Medical aid is delivered to a shelter housing those displaced by the Camp Fire in Northern California on Nov. 14, 2018. (Dan Hovey/Direct Relief)

In response to the unprecedented destruction and challenges facing survivors of California’s recent wildfires in both Northern and Southern California, Direct Relief boosted its commitment to the relief effort today by announcing it will devote at least $2 million in cash to bolster response and recovery efforts.

The organization last week made its entire medical inventory available for healthcare facilities and patients in the affected areas and has been making daily deliveries of emergency medications, N-95 particulate masks and consumer health products to health facilities, shelters and public health agencies struggling to care for thousands of displaced residents.

Today’s announcement of an increased cash commitment was made in recognition of what is needed for a more expansive near-term effort and as Direct Relief has begun making emergency cash grants available to community health centers and local organizations to complement its deliveries of emergency medical inventories which began immediately after the fires broke out.

Immediate Health Risks

In mass evacuations such as those occurring in California, persons with chronic medical conditions such as asthma or diabetes are at risk of acute crisis if they are unable to access their medications.  Direct Relief already has been receiving and fulfilling emergency requests for such items and has delivered insulin, inhalers, oxygen concentrators and other medications to health facilities and public health agencies.

In established shelters for evacuees of the Camp Fire that destroyed Paradise, CA, outbreaks of norovirus – the highly contagious virus that causes severe vomiting and diarrhea – are among the immediate health challenges that arose over the past several days and has affected both evacuees and medical staff.  Direct Relief made emergency deliveries of requested anti-nausea medications over the weekend, as well as oral rehydration supplies and other over-the-counter medications for those who have fallen ill – and hygiene kits for residents of shelters and other displaced persons.

The organization also has supplied disinfectant products for medical staff and shelter facilities and personal protective gear for environmental health staff.

Direct Relief recognizes that the local nonprofit health organizations with which it is working in the fire-affected areas require financial support in addition to the essential medications and supplies that Direct Relief has been and will continue to provide.

Direct Relief also has begun making emergency cash grants available to its nonprofit partner organizations so that they can continue to fulfill essential services, cover operating and uninsured losses, obtain essential equipment or supplies, and meet the unanticipated expenses that are being incurred during the emergency.

Financial Assistance to Fire Victims

Nonprofit organizations are generally prohibited by law from providing direct financial assistance to individuals. However, nonprofit organizations may provide direct financial assistance persons who are members of a particular, defined class (or classes) of persons who have been victims of a natural disaster or other events (such as a mass shooting) and each member of a class receives the same payment. In prior emergencies, Direct Relief has established and managed such victims funds or managed such funds at the request of other groups and has absorbed all the extensive administrative expenses related to documenting claims and disbursing funds.

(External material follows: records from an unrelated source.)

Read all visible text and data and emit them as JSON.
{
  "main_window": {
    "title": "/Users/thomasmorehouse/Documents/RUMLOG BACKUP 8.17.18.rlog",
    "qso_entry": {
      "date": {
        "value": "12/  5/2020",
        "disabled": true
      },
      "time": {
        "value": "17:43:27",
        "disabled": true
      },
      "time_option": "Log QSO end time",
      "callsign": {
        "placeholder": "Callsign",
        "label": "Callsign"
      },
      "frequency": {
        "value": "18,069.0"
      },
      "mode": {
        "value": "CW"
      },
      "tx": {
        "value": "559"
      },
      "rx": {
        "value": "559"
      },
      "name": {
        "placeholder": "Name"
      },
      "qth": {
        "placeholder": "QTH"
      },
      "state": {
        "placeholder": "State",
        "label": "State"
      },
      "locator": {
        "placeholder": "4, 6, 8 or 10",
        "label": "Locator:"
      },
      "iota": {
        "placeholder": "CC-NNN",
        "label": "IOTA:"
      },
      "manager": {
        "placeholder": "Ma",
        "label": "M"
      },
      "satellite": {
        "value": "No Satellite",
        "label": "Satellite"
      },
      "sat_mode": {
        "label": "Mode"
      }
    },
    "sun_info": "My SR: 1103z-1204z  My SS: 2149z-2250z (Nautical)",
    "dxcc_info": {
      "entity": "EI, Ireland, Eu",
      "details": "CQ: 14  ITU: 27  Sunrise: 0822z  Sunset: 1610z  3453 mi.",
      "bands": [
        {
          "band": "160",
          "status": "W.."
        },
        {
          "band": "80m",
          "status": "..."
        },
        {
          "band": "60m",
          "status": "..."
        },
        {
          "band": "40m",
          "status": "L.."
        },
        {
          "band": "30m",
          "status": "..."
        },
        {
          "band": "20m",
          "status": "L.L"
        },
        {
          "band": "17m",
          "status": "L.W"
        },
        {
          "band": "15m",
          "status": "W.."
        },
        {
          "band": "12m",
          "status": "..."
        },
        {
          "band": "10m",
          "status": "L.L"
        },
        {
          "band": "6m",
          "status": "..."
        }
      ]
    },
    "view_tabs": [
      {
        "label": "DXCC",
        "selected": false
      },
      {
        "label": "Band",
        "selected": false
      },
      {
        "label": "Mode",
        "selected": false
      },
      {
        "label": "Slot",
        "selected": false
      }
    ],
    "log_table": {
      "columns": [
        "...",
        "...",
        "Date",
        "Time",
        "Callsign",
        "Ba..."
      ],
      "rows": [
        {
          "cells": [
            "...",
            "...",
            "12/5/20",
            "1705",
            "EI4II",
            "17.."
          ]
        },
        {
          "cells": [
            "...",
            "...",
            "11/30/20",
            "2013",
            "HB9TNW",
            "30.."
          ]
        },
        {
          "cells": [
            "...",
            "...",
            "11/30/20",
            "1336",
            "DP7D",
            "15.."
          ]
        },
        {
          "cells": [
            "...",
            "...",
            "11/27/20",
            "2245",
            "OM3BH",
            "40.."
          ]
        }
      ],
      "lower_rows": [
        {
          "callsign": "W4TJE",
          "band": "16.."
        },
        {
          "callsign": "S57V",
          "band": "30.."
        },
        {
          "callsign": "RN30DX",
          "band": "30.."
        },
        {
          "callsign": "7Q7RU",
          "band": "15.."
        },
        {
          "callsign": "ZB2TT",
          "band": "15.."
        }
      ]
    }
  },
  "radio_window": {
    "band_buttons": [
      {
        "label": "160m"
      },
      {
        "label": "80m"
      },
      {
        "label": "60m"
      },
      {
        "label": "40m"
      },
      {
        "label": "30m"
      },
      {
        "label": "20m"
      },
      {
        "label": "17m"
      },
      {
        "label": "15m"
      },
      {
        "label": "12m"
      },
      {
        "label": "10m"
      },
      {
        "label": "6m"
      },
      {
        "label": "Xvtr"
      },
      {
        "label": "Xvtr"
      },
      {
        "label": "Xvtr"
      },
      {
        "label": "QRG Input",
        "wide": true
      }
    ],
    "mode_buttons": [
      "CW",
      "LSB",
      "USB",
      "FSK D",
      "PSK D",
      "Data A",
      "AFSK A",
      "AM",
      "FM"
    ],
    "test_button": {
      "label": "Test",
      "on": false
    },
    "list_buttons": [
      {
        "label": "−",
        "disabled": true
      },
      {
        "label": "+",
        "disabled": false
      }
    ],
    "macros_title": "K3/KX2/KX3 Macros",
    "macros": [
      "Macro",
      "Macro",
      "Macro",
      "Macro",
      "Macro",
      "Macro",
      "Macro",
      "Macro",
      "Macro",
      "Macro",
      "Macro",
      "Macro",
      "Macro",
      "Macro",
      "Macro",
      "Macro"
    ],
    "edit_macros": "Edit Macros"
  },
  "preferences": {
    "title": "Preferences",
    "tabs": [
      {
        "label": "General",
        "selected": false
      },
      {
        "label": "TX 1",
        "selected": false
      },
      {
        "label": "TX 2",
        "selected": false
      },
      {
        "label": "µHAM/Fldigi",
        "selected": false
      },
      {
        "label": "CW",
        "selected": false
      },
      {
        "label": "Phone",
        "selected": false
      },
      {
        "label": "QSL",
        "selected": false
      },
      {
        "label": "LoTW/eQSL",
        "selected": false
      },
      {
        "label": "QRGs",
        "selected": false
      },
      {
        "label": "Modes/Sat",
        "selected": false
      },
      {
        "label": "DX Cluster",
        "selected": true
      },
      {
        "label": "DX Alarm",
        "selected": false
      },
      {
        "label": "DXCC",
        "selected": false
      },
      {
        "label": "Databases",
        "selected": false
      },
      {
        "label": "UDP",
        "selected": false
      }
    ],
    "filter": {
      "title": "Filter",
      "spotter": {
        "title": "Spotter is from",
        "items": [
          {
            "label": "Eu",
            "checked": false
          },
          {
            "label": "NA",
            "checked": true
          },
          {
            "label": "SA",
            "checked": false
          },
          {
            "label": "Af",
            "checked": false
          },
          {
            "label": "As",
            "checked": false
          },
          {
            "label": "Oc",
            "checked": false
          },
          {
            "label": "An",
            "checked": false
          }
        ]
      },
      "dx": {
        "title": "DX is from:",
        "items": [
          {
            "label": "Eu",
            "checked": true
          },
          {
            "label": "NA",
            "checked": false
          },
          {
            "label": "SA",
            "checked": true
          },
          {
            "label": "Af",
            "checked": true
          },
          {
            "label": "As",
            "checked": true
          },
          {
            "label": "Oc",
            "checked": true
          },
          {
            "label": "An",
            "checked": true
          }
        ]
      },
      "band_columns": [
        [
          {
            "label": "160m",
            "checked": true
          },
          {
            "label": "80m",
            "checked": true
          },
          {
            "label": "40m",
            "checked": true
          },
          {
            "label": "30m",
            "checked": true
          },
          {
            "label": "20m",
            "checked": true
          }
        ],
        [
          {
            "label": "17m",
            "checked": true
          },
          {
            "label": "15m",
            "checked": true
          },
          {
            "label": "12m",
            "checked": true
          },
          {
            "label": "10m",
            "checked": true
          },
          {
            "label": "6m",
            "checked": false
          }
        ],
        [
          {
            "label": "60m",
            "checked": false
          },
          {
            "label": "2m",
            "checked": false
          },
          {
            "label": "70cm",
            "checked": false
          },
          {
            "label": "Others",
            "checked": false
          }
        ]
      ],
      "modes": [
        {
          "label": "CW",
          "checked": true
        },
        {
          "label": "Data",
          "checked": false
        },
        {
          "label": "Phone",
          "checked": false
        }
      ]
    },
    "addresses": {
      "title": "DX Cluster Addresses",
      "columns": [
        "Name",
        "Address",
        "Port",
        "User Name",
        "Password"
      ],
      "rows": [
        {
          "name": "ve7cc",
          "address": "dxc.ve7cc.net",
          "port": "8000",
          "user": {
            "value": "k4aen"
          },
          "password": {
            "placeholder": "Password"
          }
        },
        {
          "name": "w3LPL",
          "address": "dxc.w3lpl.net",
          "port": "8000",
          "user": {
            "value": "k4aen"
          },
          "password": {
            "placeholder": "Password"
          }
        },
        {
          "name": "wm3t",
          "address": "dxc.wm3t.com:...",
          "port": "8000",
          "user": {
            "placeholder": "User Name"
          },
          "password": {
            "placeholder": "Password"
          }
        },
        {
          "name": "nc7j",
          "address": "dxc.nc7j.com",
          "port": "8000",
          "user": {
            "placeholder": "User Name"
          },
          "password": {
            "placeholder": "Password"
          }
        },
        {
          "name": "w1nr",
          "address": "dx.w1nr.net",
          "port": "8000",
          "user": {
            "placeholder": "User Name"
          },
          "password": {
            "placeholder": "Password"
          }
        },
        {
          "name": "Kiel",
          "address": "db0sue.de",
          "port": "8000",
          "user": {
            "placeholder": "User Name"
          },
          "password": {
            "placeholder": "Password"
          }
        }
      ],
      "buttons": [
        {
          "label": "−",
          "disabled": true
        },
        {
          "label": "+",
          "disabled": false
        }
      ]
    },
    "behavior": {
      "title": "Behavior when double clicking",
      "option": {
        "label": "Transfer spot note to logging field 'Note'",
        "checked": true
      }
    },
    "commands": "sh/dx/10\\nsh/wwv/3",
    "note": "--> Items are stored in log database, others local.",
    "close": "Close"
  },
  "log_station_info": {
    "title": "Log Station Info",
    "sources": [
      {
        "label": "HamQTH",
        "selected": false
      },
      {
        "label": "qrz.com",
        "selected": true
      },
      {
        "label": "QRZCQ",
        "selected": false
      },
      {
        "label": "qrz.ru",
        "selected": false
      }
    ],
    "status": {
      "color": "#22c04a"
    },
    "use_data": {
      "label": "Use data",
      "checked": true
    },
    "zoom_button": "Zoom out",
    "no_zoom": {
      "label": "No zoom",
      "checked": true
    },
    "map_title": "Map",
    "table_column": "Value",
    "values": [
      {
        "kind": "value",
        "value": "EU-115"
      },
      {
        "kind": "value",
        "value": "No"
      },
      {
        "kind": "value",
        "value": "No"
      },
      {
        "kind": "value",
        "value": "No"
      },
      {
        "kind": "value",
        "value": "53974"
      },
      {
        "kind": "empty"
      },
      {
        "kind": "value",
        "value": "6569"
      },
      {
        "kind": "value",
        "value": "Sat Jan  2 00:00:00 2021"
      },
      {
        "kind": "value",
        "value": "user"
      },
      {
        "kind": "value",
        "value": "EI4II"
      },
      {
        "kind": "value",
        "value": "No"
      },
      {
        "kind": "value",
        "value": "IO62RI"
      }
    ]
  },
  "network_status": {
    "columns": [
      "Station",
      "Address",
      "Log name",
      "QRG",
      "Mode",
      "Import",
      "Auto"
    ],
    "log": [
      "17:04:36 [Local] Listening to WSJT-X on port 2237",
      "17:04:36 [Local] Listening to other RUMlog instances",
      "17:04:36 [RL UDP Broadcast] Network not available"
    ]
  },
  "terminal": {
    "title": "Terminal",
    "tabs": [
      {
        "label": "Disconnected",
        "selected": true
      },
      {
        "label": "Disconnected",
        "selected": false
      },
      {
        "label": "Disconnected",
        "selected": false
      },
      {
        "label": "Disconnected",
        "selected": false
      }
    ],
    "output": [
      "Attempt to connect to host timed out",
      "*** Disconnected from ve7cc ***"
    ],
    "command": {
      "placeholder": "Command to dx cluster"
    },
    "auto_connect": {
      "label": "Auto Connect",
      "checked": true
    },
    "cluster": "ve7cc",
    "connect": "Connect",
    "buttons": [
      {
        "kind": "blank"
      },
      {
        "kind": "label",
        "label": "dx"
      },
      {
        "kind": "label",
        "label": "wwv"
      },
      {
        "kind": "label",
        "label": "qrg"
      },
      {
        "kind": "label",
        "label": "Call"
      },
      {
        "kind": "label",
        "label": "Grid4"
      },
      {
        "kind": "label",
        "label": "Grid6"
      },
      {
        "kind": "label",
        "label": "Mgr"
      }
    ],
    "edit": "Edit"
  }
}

At this time, Direct Relief has not been requested to establish a victims fund for the Camp Fire or the Woolsey Fire and has not done so. It is noted here only as a potential activity and use of funds. Should Direct Relief be asked to establish, manage, or participate in a victims fund for classes of individuals affected by the fires, it will do so only if it is determined that the approach is warranted and can be tightly managed in a manner consistent with legal requirements and all donor restrictions.

Other Use of Funds

Direct Relief also is using funds to purchase and deliver requested medications and supplies needed immediately. These purchases have included small-sized N-95 respiratory masks for children to breathe safely in ash-filled air; a new supply of portable oxygen concentrators that enable people with damaged lungs to breathe; and protective gear for people returning to sift through the rubble of their destroyed homes.

In addition to these immediate needs that are being addressed as they arise, Direct Relief anticipates that such items as durable medical equipment and vehicles for patient transport and mobile health services are among the items very likely to be required, based on current assessments and prior experience.

Direct Relief has so far received $837,000 in cash donations specifically for California wildfire relief and will fund the remainder of the $2 million commitment out of its general operating budget.

As always, Direct Relief will use all contributions designated for the California wildfires solely for relief and recovery efforts related to the California wildfires. Direct Relief’s donation policy includes no fine print, disclaimer, or qualification allowing designated funds to be redirected and used for other purposes or in other locations.

Medical aid is delivered to those impacted by the Camp Fire in Northern California on Nov. 14, 2018. (Dan Hovey/Direct Relief)
Medical aid is delivered to those impacted by the Camp Fire in Northern California on Nov. 14, 2018. (Dan Hovey/Direct Relief)

Related Stories

The Latest